Aim of the exercise: Where does the string "JSON" appear? Copy every line of the entries below that holds it.

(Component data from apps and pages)

━━━━

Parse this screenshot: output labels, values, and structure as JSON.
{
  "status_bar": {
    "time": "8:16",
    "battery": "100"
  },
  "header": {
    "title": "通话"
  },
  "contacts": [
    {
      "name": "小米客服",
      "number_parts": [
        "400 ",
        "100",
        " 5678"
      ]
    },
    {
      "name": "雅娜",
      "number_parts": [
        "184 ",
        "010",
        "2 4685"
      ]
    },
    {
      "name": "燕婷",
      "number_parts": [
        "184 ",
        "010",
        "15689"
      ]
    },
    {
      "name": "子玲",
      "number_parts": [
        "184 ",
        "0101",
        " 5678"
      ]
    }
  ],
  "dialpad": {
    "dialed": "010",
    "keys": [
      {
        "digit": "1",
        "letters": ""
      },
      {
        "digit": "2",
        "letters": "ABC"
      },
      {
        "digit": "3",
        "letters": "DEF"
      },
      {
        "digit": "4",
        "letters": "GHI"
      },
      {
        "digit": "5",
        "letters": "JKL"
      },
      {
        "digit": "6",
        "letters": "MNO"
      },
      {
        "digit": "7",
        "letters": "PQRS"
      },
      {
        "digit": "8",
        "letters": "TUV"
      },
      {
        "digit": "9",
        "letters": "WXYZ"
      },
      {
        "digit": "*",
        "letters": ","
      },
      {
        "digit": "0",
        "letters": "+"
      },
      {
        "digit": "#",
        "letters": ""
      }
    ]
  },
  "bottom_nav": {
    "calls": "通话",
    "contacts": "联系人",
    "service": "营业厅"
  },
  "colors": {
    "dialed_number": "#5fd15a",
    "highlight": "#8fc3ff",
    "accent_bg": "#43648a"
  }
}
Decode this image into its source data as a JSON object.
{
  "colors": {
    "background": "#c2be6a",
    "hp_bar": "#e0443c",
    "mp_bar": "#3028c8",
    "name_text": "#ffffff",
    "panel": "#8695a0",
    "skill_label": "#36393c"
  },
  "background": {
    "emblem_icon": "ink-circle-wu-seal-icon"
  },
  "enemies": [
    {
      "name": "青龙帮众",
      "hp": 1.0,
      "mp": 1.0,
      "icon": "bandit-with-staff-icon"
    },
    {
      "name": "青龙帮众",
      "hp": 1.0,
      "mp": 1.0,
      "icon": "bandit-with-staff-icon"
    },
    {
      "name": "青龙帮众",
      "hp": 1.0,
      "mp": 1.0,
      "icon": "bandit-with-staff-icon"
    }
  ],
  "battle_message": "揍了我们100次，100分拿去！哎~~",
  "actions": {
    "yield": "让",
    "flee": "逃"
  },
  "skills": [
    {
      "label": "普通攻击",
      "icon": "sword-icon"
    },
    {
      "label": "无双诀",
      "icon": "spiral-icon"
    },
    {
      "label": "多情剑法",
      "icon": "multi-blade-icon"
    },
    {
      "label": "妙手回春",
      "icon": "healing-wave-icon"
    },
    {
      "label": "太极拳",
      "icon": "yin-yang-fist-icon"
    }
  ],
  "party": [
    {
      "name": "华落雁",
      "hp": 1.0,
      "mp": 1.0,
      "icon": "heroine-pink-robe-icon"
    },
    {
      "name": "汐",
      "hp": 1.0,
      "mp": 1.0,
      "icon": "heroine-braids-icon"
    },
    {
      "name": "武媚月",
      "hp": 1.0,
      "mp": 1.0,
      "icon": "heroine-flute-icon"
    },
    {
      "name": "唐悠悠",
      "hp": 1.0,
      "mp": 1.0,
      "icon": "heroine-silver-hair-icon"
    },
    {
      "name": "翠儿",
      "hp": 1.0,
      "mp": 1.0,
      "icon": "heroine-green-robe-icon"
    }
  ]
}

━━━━

Solved exercise:
Parse this screenshot: output labels, values, and structure as JSON.
Decode this image into its source data as a JSON object.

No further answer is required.